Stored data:
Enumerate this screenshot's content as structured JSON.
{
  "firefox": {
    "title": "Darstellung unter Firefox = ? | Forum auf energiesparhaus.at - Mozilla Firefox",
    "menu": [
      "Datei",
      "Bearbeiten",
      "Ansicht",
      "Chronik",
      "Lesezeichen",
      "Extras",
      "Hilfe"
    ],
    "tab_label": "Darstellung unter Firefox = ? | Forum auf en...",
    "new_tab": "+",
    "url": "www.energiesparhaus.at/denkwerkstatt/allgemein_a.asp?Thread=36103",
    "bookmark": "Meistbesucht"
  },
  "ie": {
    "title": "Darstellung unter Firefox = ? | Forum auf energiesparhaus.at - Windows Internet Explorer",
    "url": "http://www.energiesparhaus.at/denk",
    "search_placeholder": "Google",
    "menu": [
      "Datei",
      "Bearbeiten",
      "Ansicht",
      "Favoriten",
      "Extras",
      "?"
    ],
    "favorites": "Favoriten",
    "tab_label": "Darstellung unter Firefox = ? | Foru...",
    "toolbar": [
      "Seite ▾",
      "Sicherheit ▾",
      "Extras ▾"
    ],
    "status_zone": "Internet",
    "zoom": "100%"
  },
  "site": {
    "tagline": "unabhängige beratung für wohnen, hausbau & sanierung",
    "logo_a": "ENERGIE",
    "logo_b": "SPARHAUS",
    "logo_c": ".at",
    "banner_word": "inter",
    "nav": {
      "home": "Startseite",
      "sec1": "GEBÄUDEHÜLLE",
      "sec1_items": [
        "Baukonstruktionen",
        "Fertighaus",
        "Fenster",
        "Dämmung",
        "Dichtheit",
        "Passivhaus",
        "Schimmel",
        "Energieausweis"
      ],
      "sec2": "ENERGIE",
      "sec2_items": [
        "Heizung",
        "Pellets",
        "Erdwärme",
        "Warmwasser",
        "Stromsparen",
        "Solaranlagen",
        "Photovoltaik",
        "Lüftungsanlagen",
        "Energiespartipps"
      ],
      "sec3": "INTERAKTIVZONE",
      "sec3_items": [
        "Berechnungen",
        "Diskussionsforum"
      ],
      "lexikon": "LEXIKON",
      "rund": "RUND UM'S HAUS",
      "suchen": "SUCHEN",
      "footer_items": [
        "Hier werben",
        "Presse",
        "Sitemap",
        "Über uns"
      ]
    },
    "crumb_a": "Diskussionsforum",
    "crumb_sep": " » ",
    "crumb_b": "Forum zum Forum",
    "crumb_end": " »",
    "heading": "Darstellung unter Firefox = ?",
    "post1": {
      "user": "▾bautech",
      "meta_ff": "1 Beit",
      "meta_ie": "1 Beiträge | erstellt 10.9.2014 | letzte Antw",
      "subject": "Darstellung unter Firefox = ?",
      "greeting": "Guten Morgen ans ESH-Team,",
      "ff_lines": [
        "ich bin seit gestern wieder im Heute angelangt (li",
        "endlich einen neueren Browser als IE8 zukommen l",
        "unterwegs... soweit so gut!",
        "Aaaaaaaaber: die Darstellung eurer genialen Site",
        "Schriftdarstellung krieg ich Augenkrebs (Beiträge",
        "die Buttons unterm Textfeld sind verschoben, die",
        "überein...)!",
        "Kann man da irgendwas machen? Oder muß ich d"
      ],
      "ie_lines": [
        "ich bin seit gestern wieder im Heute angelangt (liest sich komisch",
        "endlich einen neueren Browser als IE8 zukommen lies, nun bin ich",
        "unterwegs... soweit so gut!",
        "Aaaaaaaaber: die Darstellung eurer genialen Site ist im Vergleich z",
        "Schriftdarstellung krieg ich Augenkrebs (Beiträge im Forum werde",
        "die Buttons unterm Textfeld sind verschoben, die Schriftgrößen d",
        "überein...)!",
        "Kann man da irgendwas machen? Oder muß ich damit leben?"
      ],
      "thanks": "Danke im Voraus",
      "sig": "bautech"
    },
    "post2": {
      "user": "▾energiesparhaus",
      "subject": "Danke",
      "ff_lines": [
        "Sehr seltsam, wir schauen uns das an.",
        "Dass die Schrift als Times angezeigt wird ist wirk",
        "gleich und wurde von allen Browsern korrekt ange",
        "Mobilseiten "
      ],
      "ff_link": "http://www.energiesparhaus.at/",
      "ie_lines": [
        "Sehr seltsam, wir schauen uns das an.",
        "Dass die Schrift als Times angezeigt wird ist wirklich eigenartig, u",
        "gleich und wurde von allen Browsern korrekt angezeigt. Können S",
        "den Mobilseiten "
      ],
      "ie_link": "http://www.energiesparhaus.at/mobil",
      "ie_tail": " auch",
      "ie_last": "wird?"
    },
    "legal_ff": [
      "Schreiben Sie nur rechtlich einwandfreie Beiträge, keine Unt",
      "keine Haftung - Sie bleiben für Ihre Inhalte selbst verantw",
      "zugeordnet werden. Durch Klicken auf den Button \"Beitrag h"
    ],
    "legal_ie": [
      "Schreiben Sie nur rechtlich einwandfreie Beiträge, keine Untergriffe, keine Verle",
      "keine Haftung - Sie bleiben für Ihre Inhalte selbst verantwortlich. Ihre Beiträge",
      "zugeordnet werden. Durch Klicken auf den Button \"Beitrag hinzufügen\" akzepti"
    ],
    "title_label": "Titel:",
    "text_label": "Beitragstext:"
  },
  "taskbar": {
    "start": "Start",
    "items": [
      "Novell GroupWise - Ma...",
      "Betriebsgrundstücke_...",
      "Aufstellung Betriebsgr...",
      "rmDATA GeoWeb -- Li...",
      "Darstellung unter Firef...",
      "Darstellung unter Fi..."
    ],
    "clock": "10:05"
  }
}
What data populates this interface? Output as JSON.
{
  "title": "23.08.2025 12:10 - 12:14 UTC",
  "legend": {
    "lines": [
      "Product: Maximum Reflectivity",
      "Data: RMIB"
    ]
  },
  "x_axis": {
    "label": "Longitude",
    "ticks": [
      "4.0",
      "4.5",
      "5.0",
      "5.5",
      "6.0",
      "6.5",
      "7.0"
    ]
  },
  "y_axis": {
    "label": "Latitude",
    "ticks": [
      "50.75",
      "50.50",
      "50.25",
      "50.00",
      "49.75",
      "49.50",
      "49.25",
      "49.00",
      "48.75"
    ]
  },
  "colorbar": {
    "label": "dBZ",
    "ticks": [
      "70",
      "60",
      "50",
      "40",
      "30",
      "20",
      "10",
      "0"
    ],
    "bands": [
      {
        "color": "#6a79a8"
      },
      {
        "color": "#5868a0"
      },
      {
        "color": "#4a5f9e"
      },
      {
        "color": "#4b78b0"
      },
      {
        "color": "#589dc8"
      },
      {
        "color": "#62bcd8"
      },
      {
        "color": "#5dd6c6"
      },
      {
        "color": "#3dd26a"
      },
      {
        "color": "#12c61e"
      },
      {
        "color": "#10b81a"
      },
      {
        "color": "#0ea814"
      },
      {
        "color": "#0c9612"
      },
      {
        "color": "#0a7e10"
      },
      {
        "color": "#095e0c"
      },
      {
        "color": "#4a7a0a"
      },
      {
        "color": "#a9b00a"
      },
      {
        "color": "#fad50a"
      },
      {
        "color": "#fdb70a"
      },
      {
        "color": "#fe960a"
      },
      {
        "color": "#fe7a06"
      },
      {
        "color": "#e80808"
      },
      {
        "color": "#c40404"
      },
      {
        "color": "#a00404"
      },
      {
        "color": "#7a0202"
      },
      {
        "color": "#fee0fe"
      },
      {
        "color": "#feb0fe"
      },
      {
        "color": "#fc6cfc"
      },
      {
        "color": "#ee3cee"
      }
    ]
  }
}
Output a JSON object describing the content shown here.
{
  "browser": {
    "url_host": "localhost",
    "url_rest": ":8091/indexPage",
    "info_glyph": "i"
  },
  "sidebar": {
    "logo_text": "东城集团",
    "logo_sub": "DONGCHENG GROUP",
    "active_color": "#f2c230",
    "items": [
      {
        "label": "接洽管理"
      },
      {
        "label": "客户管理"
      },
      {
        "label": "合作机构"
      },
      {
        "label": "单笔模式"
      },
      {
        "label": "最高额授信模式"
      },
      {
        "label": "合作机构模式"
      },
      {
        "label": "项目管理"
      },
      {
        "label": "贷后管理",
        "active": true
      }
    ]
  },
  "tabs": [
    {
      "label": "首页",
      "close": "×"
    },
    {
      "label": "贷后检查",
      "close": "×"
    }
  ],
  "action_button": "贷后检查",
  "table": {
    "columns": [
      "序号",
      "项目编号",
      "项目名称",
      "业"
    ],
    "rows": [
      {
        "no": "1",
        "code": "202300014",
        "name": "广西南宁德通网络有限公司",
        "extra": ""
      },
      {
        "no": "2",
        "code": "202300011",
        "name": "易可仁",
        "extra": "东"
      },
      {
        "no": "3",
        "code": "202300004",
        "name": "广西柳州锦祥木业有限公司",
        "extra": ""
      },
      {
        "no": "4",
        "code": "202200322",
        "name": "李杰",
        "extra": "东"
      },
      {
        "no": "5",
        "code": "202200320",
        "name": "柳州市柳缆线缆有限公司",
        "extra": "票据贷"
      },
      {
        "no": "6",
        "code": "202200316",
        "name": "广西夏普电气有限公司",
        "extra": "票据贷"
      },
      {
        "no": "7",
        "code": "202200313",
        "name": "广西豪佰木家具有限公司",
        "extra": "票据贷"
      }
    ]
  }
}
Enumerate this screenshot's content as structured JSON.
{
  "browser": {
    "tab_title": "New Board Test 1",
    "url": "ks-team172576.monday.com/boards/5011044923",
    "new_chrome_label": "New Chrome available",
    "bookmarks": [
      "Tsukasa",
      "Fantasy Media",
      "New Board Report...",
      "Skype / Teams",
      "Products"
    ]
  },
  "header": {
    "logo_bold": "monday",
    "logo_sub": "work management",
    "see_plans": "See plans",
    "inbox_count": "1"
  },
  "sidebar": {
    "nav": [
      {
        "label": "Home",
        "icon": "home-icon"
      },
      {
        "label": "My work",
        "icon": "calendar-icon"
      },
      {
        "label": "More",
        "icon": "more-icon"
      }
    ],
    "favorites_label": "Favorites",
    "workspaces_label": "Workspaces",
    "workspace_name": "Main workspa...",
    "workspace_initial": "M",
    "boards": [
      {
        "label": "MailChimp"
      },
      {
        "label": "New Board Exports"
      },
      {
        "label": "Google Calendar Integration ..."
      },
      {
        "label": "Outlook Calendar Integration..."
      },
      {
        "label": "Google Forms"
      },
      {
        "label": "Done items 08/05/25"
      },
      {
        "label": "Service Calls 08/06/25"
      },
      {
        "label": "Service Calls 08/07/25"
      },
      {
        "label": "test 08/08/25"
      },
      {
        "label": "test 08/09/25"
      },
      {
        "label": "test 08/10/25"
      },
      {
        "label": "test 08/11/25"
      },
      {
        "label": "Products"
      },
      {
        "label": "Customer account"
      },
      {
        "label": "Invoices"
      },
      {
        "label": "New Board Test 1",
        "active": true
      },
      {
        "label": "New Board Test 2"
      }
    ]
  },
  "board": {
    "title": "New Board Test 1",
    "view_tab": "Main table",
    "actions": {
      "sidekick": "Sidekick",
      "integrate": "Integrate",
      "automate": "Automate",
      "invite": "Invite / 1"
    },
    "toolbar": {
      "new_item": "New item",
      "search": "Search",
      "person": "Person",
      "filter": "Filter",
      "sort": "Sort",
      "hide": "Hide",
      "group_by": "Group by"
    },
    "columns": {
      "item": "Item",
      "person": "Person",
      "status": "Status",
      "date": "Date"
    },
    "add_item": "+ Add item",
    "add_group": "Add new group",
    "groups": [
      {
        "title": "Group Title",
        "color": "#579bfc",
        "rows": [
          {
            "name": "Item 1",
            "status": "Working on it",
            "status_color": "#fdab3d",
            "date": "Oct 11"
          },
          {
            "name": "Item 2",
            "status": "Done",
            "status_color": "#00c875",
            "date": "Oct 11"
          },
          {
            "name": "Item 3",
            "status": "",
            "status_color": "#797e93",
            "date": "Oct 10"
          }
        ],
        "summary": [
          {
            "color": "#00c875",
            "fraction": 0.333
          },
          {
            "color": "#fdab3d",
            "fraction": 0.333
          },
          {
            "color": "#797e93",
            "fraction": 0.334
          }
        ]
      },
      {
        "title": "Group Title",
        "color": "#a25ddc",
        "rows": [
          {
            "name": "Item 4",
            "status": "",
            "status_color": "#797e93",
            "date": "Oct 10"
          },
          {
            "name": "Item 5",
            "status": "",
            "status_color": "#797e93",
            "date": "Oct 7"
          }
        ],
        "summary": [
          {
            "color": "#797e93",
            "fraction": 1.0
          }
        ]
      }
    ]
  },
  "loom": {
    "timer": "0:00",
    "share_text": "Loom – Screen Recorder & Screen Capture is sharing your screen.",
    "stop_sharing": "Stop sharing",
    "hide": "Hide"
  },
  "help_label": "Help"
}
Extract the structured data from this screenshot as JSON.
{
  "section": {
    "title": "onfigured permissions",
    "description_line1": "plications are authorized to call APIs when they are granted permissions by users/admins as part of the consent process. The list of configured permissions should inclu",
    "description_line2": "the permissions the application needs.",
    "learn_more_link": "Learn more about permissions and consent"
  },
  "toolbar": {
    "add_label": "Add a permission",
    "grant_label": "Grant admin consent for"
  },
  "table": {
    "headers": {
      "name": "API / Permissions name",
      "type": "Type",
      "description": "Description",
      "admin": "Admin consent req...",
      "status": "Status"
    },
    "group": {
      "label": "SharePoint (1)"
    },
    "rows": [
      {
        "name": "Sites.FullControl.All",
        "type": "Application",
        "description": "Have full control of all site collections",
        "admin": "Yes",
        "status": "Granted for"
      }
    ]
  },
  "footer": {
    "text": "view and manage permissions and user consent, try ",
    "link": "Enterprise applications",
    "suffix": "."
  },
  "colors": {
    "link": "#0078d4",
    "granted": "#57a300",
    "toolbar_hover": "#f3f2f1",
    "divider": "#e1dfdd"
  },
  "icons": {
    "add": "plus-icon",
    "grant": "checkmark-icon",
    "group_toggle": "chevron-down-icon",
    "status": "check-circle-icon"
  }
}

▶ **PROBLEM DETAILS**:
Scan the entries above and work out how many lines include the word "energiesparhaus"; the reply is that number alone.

▶ **REPLY TO THE TASK**:
7